Well, I guess you could say they're related in the sense that you can implement the clone() method using object serialization, but that's about it, I guess.
No, you don't. You can use serialisation as a cheat's method to mimic cloning, but that isn't implementing the clone() method.
Joined: Oct 30, 2001
Um, I think you can implement clone() using the serialisation method.
Normally, when one implements clone(), one calls super.clone() to do a shallow copy, then does whatever extra stuff is required. But for the serialisation method, you don't call super.clone() at all; you do all the copying yourself.
I don't recommend this approach. In fact, I don't recommend using clone() at all, if you can avoid it. But I think it is feasible.
Joined: Oct 13, 2005
I know you will call me pedantic, but you aren't using serialisation to implement clone(). You can use it to circumvent clone(). As you say, people rarely use clone() anyway.

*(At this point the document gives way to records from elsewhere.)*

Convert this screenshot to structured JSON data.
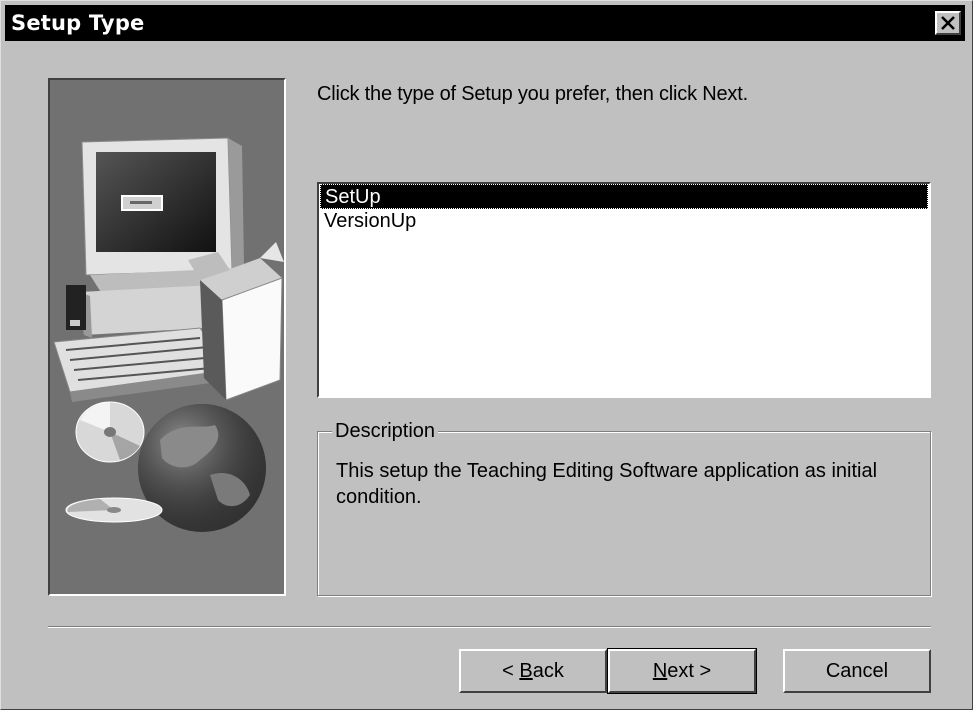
{
  "window": {
    "title": "Setup Type"
  },
  "instruction": "Click the type of Setup you prefer, then click Next.",
  "setup_types": {
    "items": [
      {
        "label": "SetUp",
        "selected": true
      },
      {
        "label": "VersionUp",
        "selected": false
      }
    ]
  },
  "description": {
    "label": "Description",
    "text": "This setup the Teaching Editing Software application as initial condition."
  },
  "buttons": {
    "back": {
      "prefix": "< ",
      "accel": "B",
      "rest": "ack"
    },
    "next": {
      "accel": "N",
      "rest": "ext >"
    },
    "cancel": "Cancel"
  }
}
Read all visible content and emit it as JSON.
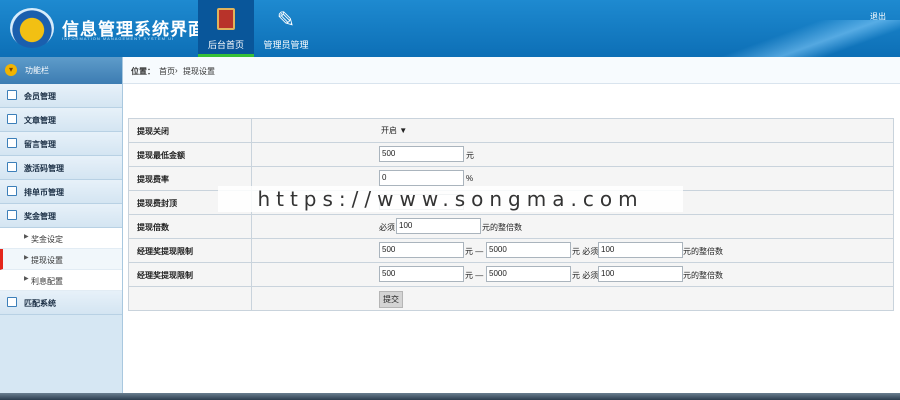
{
  "header": {
    "title": "信息管理系统界面",
    "subtitle": "INFORMATION MANAGEMENT SYSTEM UI",
    "logout": "退出",
    "nav": [
      {
        "label": "后台首页",
        "icon": "book-icon",
        "active": true
      },
      {
        "label": "管理员管理",
        "icon": "tools-icon",
        "active": false
      }
    ]
  },
  "sidebar": {
    "header": "功能栏",
    "items": [
      {
        "label": "会员管理",
        "icon": "list-icon"
      },
      {
        "label": "文章管理",
        "icon": "edit-icon"
      },
      {
        "label": "留言管理",
        "icon": "edit-icon"
      },
      {
        "label": "激活码管理",
        "icon": "calendar-icon"
      },
      {
        "label": "排单币管理",
        "icon": "calendar-icon"
      },
      {
        "label": "奖金管理",
        "icon": "calendar-icon"
      }
    ],
    "subitems": [
      {
        "label": "奖金设定",
        "active": false
      },
      {
        "label": "提现设置",
        "active": true
      },
      {
        "label": "利息配置",
        "active": false
      }
    ],
    "last_item": {
      "label": "匹配系统",
      "icon": "list-icon"
    }
  },
  "breadcrumb": {
    "prefix": "位置：",
    "home": "首页",
    "sep": "›",
    "current": "提现设置"
  },
  "form": {
    "rows": [
      {
        "label": "提现关闭",
        "select_value": "开启",
        "select_arrow": "▼"
      },
      {
        "label": "提现最低金额",
        "value": "500",
        "unit": "元"
      },
      {
        "label": "提现费率",
        "value": "0",
        "unit": "%"
      },
      {
        "label": "提现费封顶"
      },
      {
        "label": "提现倍数",
        "prefix": "必须",
        "value": "100",
        "suffix": "元的整倍数"
      },
      {
        "label": "经理奖提现限制",
        "min": "500",
        "unit1": "元 —",
        "max": "5000",
        "unit2": "元 必须",
        "multiple": "100",
        "suffix": "元的整倍数"
      },
      {
        "label": "经理奖提现限制",
        "min": "500",
        "unit1": "元 —",
        "max": "5000",
        "unit2": "元 必须",
        "multiple": "100",
        "suffix": "元的整倍数"
      }
    ],
    "submit_label": "提交"
  },
  "watermark": "https://www.songma.com"
}
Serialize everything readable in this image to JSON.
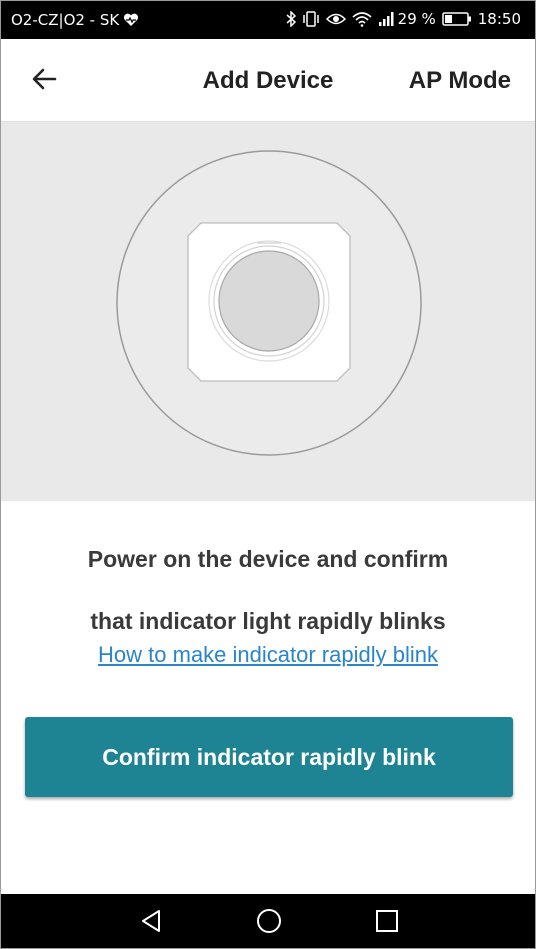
{
  "status_bar": {
    "carrier": "O2-CZ|O2 - SK",
    "battery": "29 %",
    "time": "18:50",
    "icons": [
      "heart-icon",
      "bluetooth-icon",
      "vibrate-icon",
      "eye-icon",
      "wifi-icon",
      "signal-icon",
      "battery-icon"
    ]
  },
  "app_bar": {
    "title": "Add Device",
    "action": "AP Mode",
    "back_icon": "arrow-left-icon"
  },
  "illustration": {
    "icon": "smart-plug-device-icon"
  },
  "instructions": {
    "line1": "Power on the device and confirm",
    "line2": "that indicator light rapidly blinks",
    "help_link": "How to make indicator rapidly blink"
  },
  "confirm_button": {
    "label": "Confirm indicator rapidly blink",
    "color": "#1e8494"
  },
  "nav_bar": {
    "icons": [
      "nav-back-icon",
      "nav-home-icon",
      "nav-recents-icon"
    ]
  }
}
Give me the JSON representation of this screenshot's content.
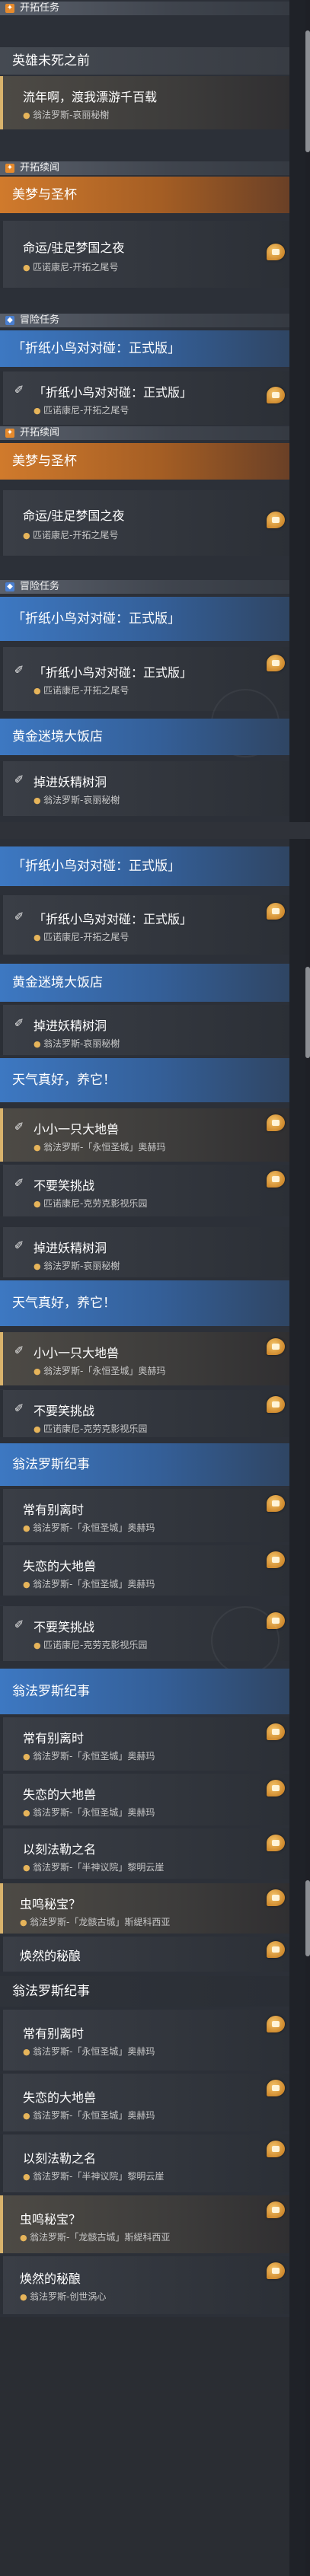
{
  "categories": {
    "trailblaze": "开拓任务",
    "continuance": "开拓续闻",
    "adventure": "冒险任务"
  },
  "headers": {
    "heroes_before_death": "英雄未死之前",
    "dream_and_grail": "美梦与圣杯",
    "origami_showdown": "「折纸小鸟对对碰：正式版」",
    "golden_maze_hotel": "黄金迷境大饭店",
    "nice_weather": "天气真好，养它！",
    "amphoreus_chronicle": "翁法罗斯纪事"
  },
  "quests": {
    "ferry_wanderer": {
      "title": "流年啊，渡我漂游千百载",
      "location": "翁法罗斯-哀丽秘榭"
    },
    "destiny_night": {
      "title": "命运/驻足梦国之夜",
      "location": "匹诺康尼-开拓之尾号"
    },
    "origami_quest": {
      "title": "「折纸小鸟对对碰：正式版」",
      "location": "匹诺康尼-开拓之尾号"
    },
    "fall_into_hole": {
      "title": "掉进妖精树洞",
      "location": "翁法罗斯-哀丽秘榭"
    },
    "little_beast": {
      "title": "小小一只大地兽",
      "location": "翁法罗斯-「永恒圣城」奥赫玛"
    },
    "no_joke_challenge": {
      "title": "不要笑挑战",
      "location": "匹诺康尼-克劳克影视乐园"
    },
    "always_parting": {
      "title": "常有别离时",
      "location": "翁法罗斯-「永恒圣城」奥赫玛"
    },
    "lost_beast": {
      "title": "失恋的大地兽",
      "location": "翁法罗斯-「永恒圣城」奥赫玛"
    },
    "carved_name": {
      "title": "以刻法勒之名",
      "location": "翁法罗斯-「半神议院」黎明云崖"
    },
    "insect_secret": {
      "title": "虫鸣秘宝？",
      "location": "翁法罗斯-「龙骸古城」斯缇科西亚"
    },
    "renewed_brew": {
      "title": "焕然的秘酿",
      "location": "翁法罗斯-创世涡心"
    }
  },
  "icons": {
    "pin": "map-pin-icon",
    "badge": "reward-badge-icon",
    "quest": "quest-bird-icon",
    "stamp": "illustration-stamp-icon"
  },
  "colors": {
    "trailblaze_orange": "#d07a2c",
    "adventure_blue": "#3d78c2",
    "selected_gold": "#d9b36c",
    "pin_gold": "#e6b45a"
  }
}
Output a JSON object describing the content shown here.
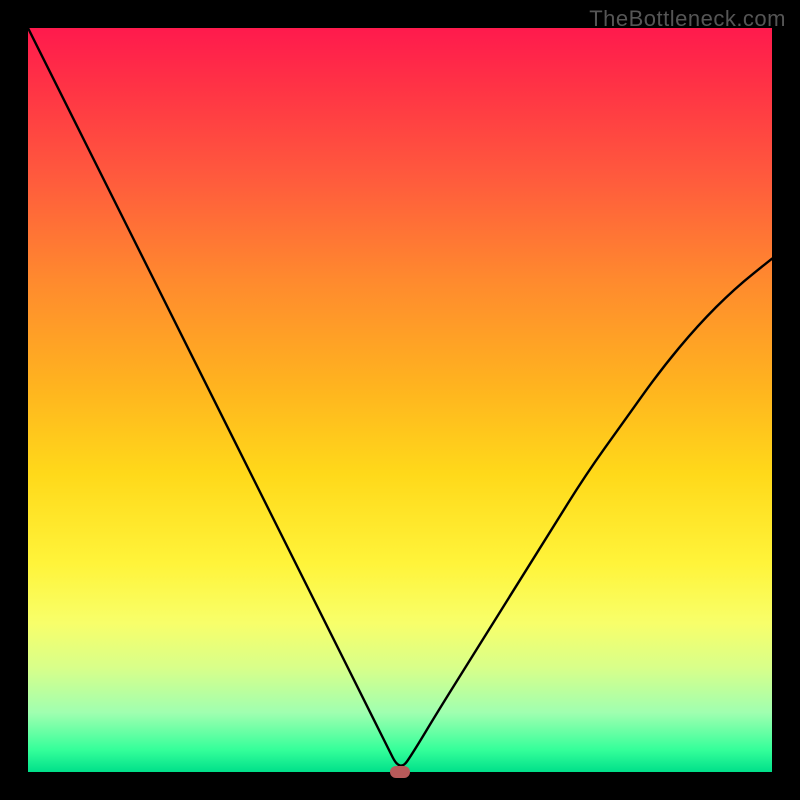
{
  "watermark": "TheBottleneck.com",
  "chart_data": {
    "type": "line",
    "title": "",
    "xlabel": "",
    "ylabel": "",
    "xlim": [
      0,
      100
    ],
    "ylim": [
      0,
      100
    ],
    "grid": false,
    "legend": false,
    "gradient_direction": "vertical",
    "gradient_stops": [
      {
        "pos": 0.0,
        "color": "#ff1a4d"
      },
      {
        "pos": 0.5,
        "color": "#ffd91a"
      },
      {
        "pos": 0.97,
        "color": "#35ff9a"
      },
      {
        "pos": 1.0,
        "color": "#00e08a"
      }
    ],
    "series": [
      {
        "name": "curve",
        "x": [
          0,
          5,
          10,
          15,
          20,
          25,
          30,
          35,
          40,
          45,
          48,
          50,
          52,
          55,
          60,
          65,
          70,
          75,
          80,
          85,
          90,
          95,
          100
        ],
        "y": [
          100,
          90,
          80,
          70,
          60,
          50,
          40,
          30,
          20,
          10,
          4,
          0,
          3,
          8,
          16,
          24,
          32,
          40,
          47,
          54,
          60,
          65,
          69
        ]
      }
    ],
    "marker": {
      "x": 50,
      "y": 0,
      "color": "#b85a5a",
      "shape": "rounded-rect"
    }
  }
}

Originally posted by Campbell Ritchie: I know you will call me pedantic, but you aren't using serialisation to implement clone(). You can use it to circumvent clone(). As you say, people rarely use clone() anyway.
I think you can do either, really. It's probably more common to use this technique to circumvent clone(), as you say. But you could also use this technique to provide a clone() implementation that gives a deep copy, without having to detail all the fields yourself. This might make sense for a base class that will be extended by many others, where you want deep copies and you don't want to have to write all those clone() methods individually. And you don't care if your clone() method is notably slower than other common implementations would be. (Like most other performance issues, most of the time it doesn't really matter anyway.) I agree that clone() isn't used that often anyway, and this usually wouldn't be a good way to implement it. But sometimes it might make sense.